The five Eastern black rhinoceros are now in the Akagera National Park in Rwanda getting used to their new home before they are released into a special sanctuary where their progress and safety will be closely monitored until they can be allowed to roam free.

Among the five newcomers is Olmoti, who was born at Flamingoland Theme Park Zoo, on the North York Moors, four years ago from a captive bred mother. The aim is that Olmoti, along with the two other female rhinos and two males, will increase the genetic diversity of the black rhino population in the Akagera Park as they have calves.

Olmoti left Flamingoland last year to travel to the Czech Republic to meet the other rhinos Jasiri, Jasmina, Manny and Mandela and acclimatize for her journey to Africa.
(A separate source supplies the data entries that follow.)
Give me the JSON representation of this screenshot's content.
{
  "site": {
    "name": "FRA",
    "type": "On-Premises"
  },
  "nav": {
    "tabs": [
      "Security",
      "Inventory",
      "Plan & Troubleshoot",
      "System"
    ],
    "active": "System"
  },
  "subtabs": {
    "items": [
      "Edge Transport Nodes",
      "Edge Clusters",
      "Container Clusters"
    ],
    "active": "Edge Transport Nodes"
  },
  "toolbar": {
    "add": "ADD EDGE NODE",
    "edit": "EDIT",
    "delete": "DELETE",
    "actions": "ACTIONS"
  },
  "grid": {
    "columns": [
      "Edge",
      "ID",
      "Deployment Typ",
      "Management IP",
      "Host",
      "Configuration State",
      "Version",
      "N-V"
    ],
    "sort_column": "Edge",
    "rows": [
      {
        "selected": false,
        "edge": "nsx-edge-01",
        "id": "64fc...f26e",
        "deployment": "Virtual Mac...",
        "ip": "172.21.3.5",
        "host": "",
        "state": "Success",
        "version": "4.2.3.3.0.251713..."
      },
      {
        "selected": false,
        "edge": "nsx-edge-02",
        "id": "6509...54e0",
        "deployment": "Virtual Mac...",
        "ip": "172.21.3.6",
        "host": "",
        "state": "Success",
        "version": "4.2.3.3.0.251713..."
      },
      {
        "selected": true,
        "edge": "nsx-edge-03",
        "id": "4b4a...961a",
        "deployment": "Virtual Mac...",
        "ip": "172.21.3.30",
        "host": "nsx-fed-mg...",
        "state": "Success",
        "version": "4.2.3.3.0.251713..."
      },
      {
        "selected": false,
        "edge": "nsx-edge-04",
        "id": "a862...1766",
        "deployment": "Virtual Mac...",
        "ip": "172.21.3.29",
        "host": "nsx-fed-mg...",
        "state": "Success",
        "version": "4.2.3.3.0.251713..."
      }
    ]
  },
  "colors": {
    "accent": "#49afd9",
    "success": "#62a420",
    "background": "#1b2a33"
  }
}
The journey is an international scheme to save the subspecies.The animals were flown to their new home last week.

During the genocide 25 years ago, 800,000 people were killed in Rwanda and many wildlife populations were decimated. Under the management of the African Parks group, Akagera is rebuilding. They reintroduced lions 15 years after they disappeared and a small group of Eastern Black Rhinos were brought in in 2017. Olmoti and her friends are adding to that population.

Akagera Park Manager Jes Gruner said: “The newly translocated rhinos will bolster the founder group that we introduced in 2017, contributing to the reestablishment of a robust Eastern Black Rhino population in Rwanda.

“This unique achievement represents the culmination of an unprecedented international effort to improve the survival prospects of a critically endangered rhino subspecies in the wild. Their arrival also marks an important step in Akagera’s ongoing revitalisation, and one that underscores the country’s commitment to conservation.”

He said all five Eastern black rhinos were released into enclosures in the park where they will stay for at least three weeks to acclimatize before being released into a 10-hectare sanctuary where they will continue to be monitored before being released into the wider park.

Flamingoland staff travelled to Rwanda to see Olmoti arrive.